--- Exercise details ---
Beginning with the first entry, restate the data word for word and leave out the images.
== Segment start ==
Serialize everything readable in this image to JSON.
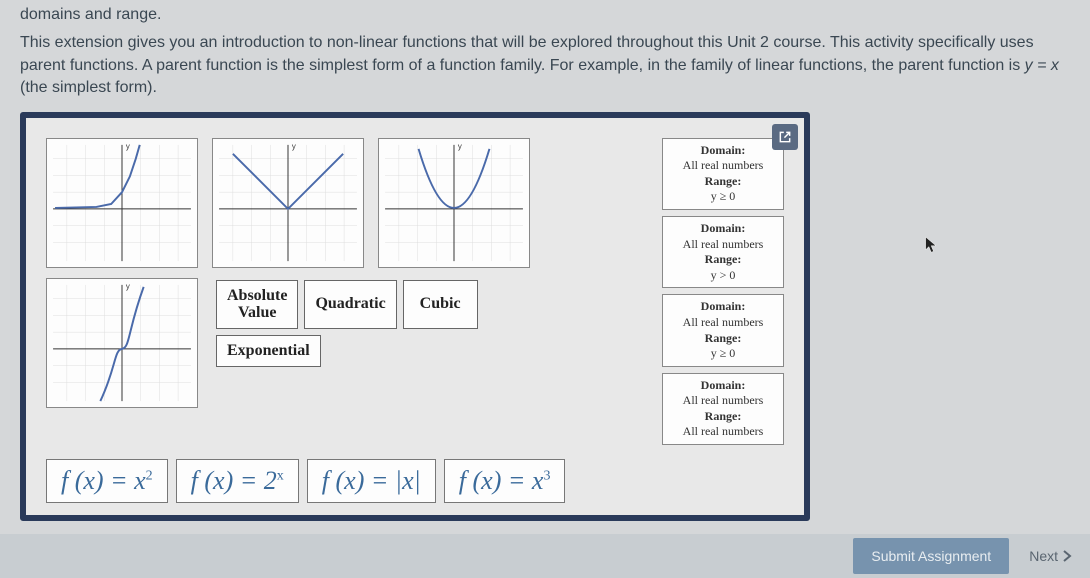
{
  "header": {
    "partial_line": "domains and range.",
    "paragraph_1": "This extension gives you an introduction to non-linear functions that will be explored throughout this Unit 2 course. This activity specifically uses parent functions. A parent function is the simplest form of a function family. For example, in the family of linear functions, the parent function is ",
    "paragraph_italic": "y = x",
    "paragraph_2": " (the simplest form)."
  },
  "tiles": {
    "absolute_l1": "Absolute",
    "absolute_l2": "Value",
    "quadratic": "Quadratic",
    "cubic": "Cubic",
    "exponential": "Exponential"
  },
  "domain_boxes": [
    {
      "d_label": "Domain:",
      "d_val": "All real numbers",
      "r_label": "Range:",
      "r_val": "y ≥ 0"
    },
    {
      "d_label": "Domain:",
      "d_val": "All real numbers",
      "r_label": "Range:",
      "r_val": "y > 0"
    },
    {
      "d_label": "Domain:",
      "d_val": "All real numbers",
      "r_label": "Range:",
      "r_val": "y ≥ 0"
    },
    {
      "d_label": "Domain:",
      "d_val": "All real numbers",
      "r_label": "Range:",
      "r_val": "All real numbers"
    }
  ],
  "equations": {
    "eq1_pre": "f (x) = x",
    "eq1_sup": "2",
    "eq2_pre": "f (x) = 2",
    "eq2_sup": "x",
    "eq3": "f (x) = |x|",
    "eq4_pre": "f (x) = x",
    "eq4_sup": "3"
  },
  "footer": {
    "submit": "Submit Assignment",
    "next": "Next"
  }
}
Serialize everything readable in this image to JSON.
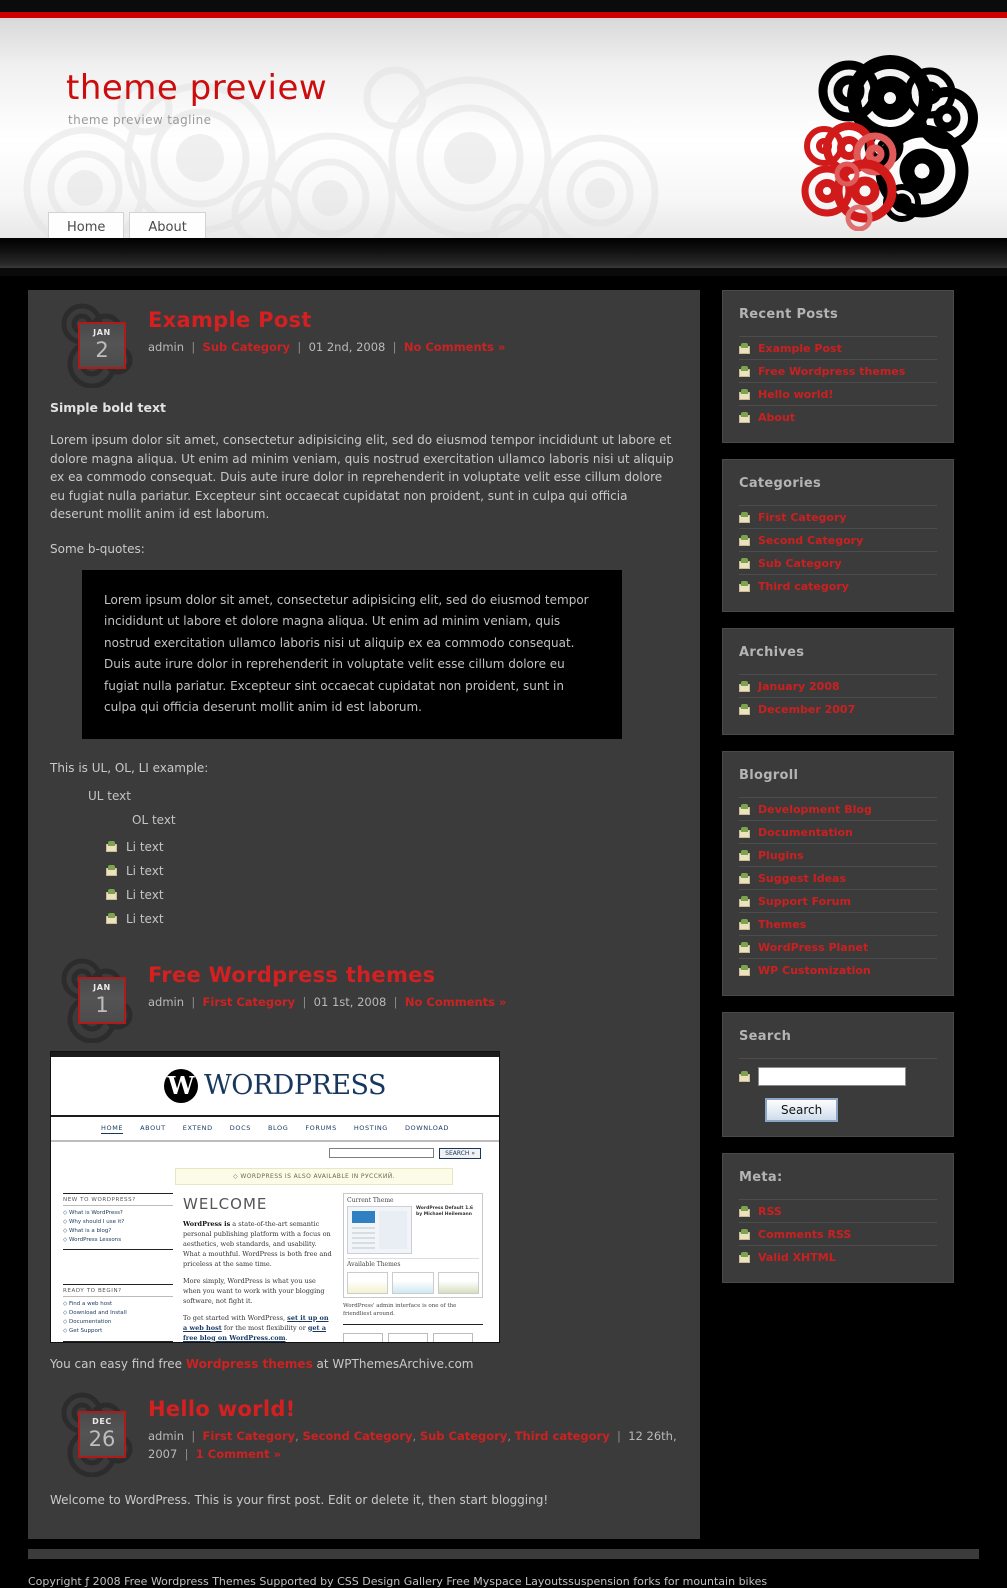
{
  "header": {
    "title": "theme preview",
    "tagline": "theme preview tagline",
    "nav": [
      {
        "label": "Home"
      },
      {
        "label": "About"
      }
    ]
  },
  "posts": [
    {
      "date_month": "JAN",
      "date_day": "2",
      "title": "Example Post",
      "author": "admin",
      "category": "Sub Category",
      "date_text": "01 2nd, 2008",
      "comments": "No Comments »",
      "bold_text": "Simple bold text",
      "paragraph": "Lorem ipsum dolor sit amet, consectetur adipisicing elit, sed do eiusmod tempor incididunt ut labore et dolore magna aliqua. Ut enim ad minim veniam, quis nostrud exercitation ullamco laboris nisi ut aliquip ex ea commodo consequat. Duis aute irure dolor in reprehenderit in voluptate velit esse cillum dolore eu fugiat nulla pariatur. Excepteur sint occaecat cupidatat non proident, sunt in culpa qui officia deserunt mollit anim id est laborum.",
      "bq_label": "Some b-quotes:",
      "blockquote": "Lorem ipsum dolor sit amet, consectetur adipisicing elit, sed do eiusmod tempor incididunt ut labore et dolore magna aliqua. Ut enim ad minim veniam, quis nostrud exercitation ullamco laboris nisi ut aliquip ex ea commodo consequat. Duis aute irure dolor in reprehenderit in voluptate velit esse cillum dolore eu fugiat nulla pariatur. Excepteur sint occaecat cupidatat non proident, sunt in culpa qui officia deserunt mollit anim id est laborum.",
      "list_label": "This is UL, OL, LI example:",
      "ul_text": "UL text",
      "ol_text": "OL text",
      "li_items": [
        "Li text",
        "Li text",
        "Li text",
        "Li text"
      ]
    },
    {
      "date_month": "JAN",
      "date_day": "1",
      "title": "Free Wordpress themes",
      "author": "admin",
      "category": "First Category",
      "date_text": "01 1st, 2008",
      "comments": "No Comments »",
      "caption_pre": "You can easy find free ",
      "caption_link": "Wordpress themes",
      "caption_post": " at WPThemesArchive.com"
    },
    {
      "date_month": "DEC",
      "date_day": "26",
      "title": "Hello world!",
      "author": "admin",
      "categories": [
        "First Category",
        "Second Category",
        "Sub Category",
        "Third category"
      ],
      "date_text": "12 26th, 2007",
      "comments": "1 Comment »",
      "body": "Welcome to WordPress. This is your first post. Edit or delete it, then start blogging!"
    }
  ],
  "wp_screenshot": {
    "logo_text": "ORD",
    "logo_text2": "RESS",
    "nav": [
      "HOME",
      "ABOUT",
      "EXTEND",
      "DOCS",
      "BLOG",
      "FORUMS",
      "HOSTING",
      "DOWNLOAD"
    ],
    "search_button": "SEARCH »",
    "banner": "◇ WORDPRESS IS ALSO AVAILABLE IN РУССКИЙ.",
    "welcome": "WELCOME",
    "col1_h1": "NEW TO WORDPRESS?",
    "col1_items1": [
      "◇ What is WordPress?",
      "◇ Why should I use it?",
      "◇ What is a blog?",
      "◇ WordPress Lessons"
    ],
    "col1_h2": "READY TO BEGIN?",
    "col1_items2": [
      "◇ Find a web host",
      "◇ Download and Install",
      "◇ Documentation",
      "◇ Get Support"
    ],
    "p1_bold": "WordPress is",
    "p1": " a state-of-the-art semantic personal publishing platform with a focus on aesthetics, web standards, and usability. What a mouthful. WordPress is both free and priceless at the same time.",
    "p2": "More simply, WordPress is what you use when you want to work with your blogging software, not fight it.",
    "p3a": "To get started with WordPress, ",
    "p3link1": "set it up on a web host",
    "p3b": " for the most flexibility or ",
    "p3link2": "get a free blog on WordPress.com",
    "p3c": ".",
    "panel_title": "Current Theme",
    "panel_sub": "WordPress Default 1.6 by Michael Heilemann",
    "available": "Available Themes",
    "caption": "WordPress' admin interface is one of the friendliest around."
  },
  "sidebar": {
    "widgets": [
      {
        "title": "Recent Posts",
        "items": [
          "Example Post",
          "Free Wordpress themes",
          "Hello world!",
          "About"
        ]
      },
      {
        "title": "Categories",
        "items": [
          "First Category",
          "Second Category",
          "Sub Category",
          "Third category"
        ]
      },
      {
        "title": "Archives",
        "items": [
          "January 2008",
          "December 2007"
        ]
      },
      {
        "title": "Blogroll",
        "items": [
          "Development Blog",
          "Documentation",
          "Plugins",
          "Suggest Ideas",
          "Support Forum",
          "Themes",
          "WordPress Planet",
          "WP Customization"
        ]
      }
    ],
    "search": {
      "title": "Search",
      "value": "",
      "placeholder": "",
      "button": "Search"
    },
    "meta": {
      "title": "Meta:",
      "items": [
        "RSS",
        "Comments RSS",
        "Valid XHTML"
      ]
    }
  },
  "footer": {
    "text": "Copyright ƒ 2008 Free Wordpress Themes Supported by CSS Design Gallery Free Myspace Layoutssuspension forks for mountain bikes"
  },
  "colors": {
    "accent_red": "#cc2020",
    "title_red": "#d42020",
    "header_red": "#cc0d0d",
    "panel": "#3b3b3b",
    "page_bg": "#000000"
  }
}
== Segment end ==
--- Result ---
Serialize everything readable in this image to JSON.
{
  "header": {
    "partial_line": "domains and range.",
    "paragraph_1": "This extension gives you an introduction to non-linear functions that will be explored throughout this Unit 2 course. This activity specifically uses parent functions. A parent function is the simplest form of a function family. For example, in the family of linear functions, the parent function is ",
    "paragraph_italic": "y = x",
    "paragraph_2": " (the simplest form)."
  },
  "tiles": {
    "absolute_l1": "Absolute",
    "absolute_l2": "Value",
    "quadratic": "Quadratic",
    "cubic": "Cubic",
    "exponential": "Exponential"
  },
  "domain_boxes": [
    {
      "d_label": "Domain:",
      "d_val": "All real numbers",
      "r_label": "Range:",
      "r_val": "y ≥ 0"
    },
    {
      "d_label": "Domain:",
      "d_val": "All real numbers",
      "r_label": "Range:",
      "r_val": "y > 0"
    },
    {
      "d_label": "Domain:",
      "d_val": "All real numbers",
      "r_label": "Range:",
      "r_val": "y ≥ 0"
    },
    {
      "d_label": "Domain:",
      "d_val": "All real numbers",
      "r_label": "Range:",
      "r_val": "All real numbers"
    }
  ],
  "equations": {
    "eq1_pre": "f (x) = x",
    "eq1_sup": "2",
    "eq2_pre": "f (x) = 2",
    "eq2_sup": "x",
    "eq3": "f (x) = |x|",
    "eq4_pre": "f (x) = x",
    "eq4_sup": "3"
  },
  "footer": {
    "submit": "Submit Assignment",
    "next": "Next"
  }
}
Serialize everything readable in this image to JSON.
{
  "header": {
    "title": "theme preview",
    "tagline": "theme preview tagline",
    "nav": [
      {
        "label": "Home"
      },
      {
        "label": "About"
      }
    ]
  },
  "posts": [
    {
      "date_month": "JAN",
      "date_day": "2",
      "title": "Example Post",
      "author": "admin",
      "category": "Sub Category",
      "date_text": "01 2nd, 2008",
      "comments": "No Comments »",
      "bold_text": "Simple bold text",
      "paragraph": "Lorem ipsum dolor sit amet, consectetur adipisicing elit, sed do eiusmod tempor incididunt ut labore et dolore magna aliqua. Ut enim ad minim veniam, quis nostrud exercitation ullamco laboris nisi ut aliquip ex ea commodo consequat. Duis aute irure dolor in reprehenderit in voluptate velit esse cillum dolore eu fugiat nulla pariatur. Excepteur sint occaecat cupidatat non proident, sunt in culpa qui officia deserunt mollit anim id est laborum.",
      "bq_label": "Some b-quotes:",
      "blockquote": "Lorem ipsum dolor sit amet, consectetur adipisicing elit, sed do eiusmod tempor incididunt ut labore et dolore magna aliqua. Ut enim ad minim veniam, quis nostrud exercitation ullamco laboris nisi ut aliquip ex ea commodo consequat. Duis aute irure dolor in reprehenderit in voluptate velit esse cillum dolore eu fugiat nulla pariatur. Excepteur sint occaecat cupidatat non proident, sunt in culpa qui officia deserunt mollit anim id est laborum.",
      "list_label": "This is UL, OL, LI example:",
      "ul_text": "UL text",
      "ol_text": "OL text",
      "li_items": [
        "Li text",
        "Li text",
        "Li text",
        "Li text"
      ]
    },
    {
      "date_month": "JAN",
      "date_day": "1",
      "title": "Free Wordpress themes",
      "author": "admin",
      "category": "First Category",
      "date_text": "01 1st, 2008",
      "comments": "No Comments »",
      "caption_pre": "You can easy find free ",
      "caption_link": "Wordpress themes",
      "caption_post": " at WPThemesArchive.com"
    },
    {
      "date_month": "DEC",
      "date_day": "26",
      "title": "Hello world!",
      "author": "admin",
      "categories": [
        "First Category",
        "Second Category",
        "Sub Category",
        "Third category"
      ],
      "date_text": "12 26th, 2007",
      "comments": "1 Comment »",
      "body": "Welcome to WordPress. This is your first post. Edit or delete it, then start blogging!"
    }
  ],
  "wp_screenshot": {
    "logo_text": "ORD",
    "logo_text2": "RESS",
    "nav": [
      "HOME",
      "ABOUT",
      "EXTEND",
      "DOCS",
      "BLOG",
      "FORUMS",
      "HOSTING",
      "DOWNLOAD"
    ],
    "search_button": "SEARCH »",
    "banner": "◇ WORDPRESS IS ALSO AVAILABLE IN РУССКИЙ.",
    "welcome": "WELCOME",
    "col1_h1": "NEW TO WORDPRESS?",
    "col1_items1": [
      "◇ What is WordPress?",
      "◇ Why should I use it?",
      "◇ What is a blog?",
      "◇ WordPress Lessons"
    ],
    "col1_h2": "READY TO BEGIN?",
    "col1_items2": [
      "◇ Find a web host",
      "◇ Download and Install",
      "◇ Documentation",
      "◇ Get Support"
    ],
    "p1_bold": "WordPress is",
    "p1": " a state-of-the-art semantic personal publishing platform with a focus on aesthetics, web standards, and usability. What a mouthful. WordPress is both free and priceless at the same time.",
    "p2": "More simply, WordPress is what you use when you want to work with your blogging software, not fight it.",
    "p3a": "To get started with WordPress, ",
    "p3link1": "set it up on a web host",
    "p3b": " for the most flexibility or ",
    "p3link2": "get a free blog on WordPress.com",
    "p3c": ".",
    "panel_title": "Current Theme",
    "panel_sub": "WordPress Default 1.6 by Michael Heilemann",
    "available": "Available Themes",
    "caption": "WordPress' admin interface is one of the friendliest around."
  },
  "sidebar": {
    "widgets": [
      {
        "title": "Recent Posts",
        "items": [
          "Example Post",
          "Free Wordpress themes",
          "Hello world!",
          "About"
        ]
      },
      {
        "title": "Categories",
        "items": [
          "First Category",
          "Second Category",
          "Sub Category",
          "Third category"
        ]
      },
      {
        "title": "Archives",
        "items": [
          "January 2008",
          "December 2007"
        ]
      },
      {
        "title": "Blogroll",
        "items": [
          "Development Blog",
          "Documentation",
          "Plugins",
          "Suggest Ideas",
          "Support Forum",
          "Themes",
          "WordPress Planet",
          "WP Customization"
        ]
      }
    ],
    "search": {
      "title": "Search",
      "value": "",
      "placeholder": "",
      "button": "Search"
    },
    "meta": {
      "title": "Meta:",
      "items": [
        "RSS",
        "Comments RSS",
        "Valid XHTML"
      ]
    }
  },
  "footer": {
    "text": "Copyright ƒ 2008 Free Wordpress Themes Supported by CSS Design Gallery Free Myspace Layoutssuspension forks for mountain bikes"
  },
  "colors": {
    "accent_red": "#cc2020",
    "title_red": "#d42020",
    "header_red": "#cc0d0d",
    "panel": "#3b3b3b",
    "page_bg": "#000000"
  }
}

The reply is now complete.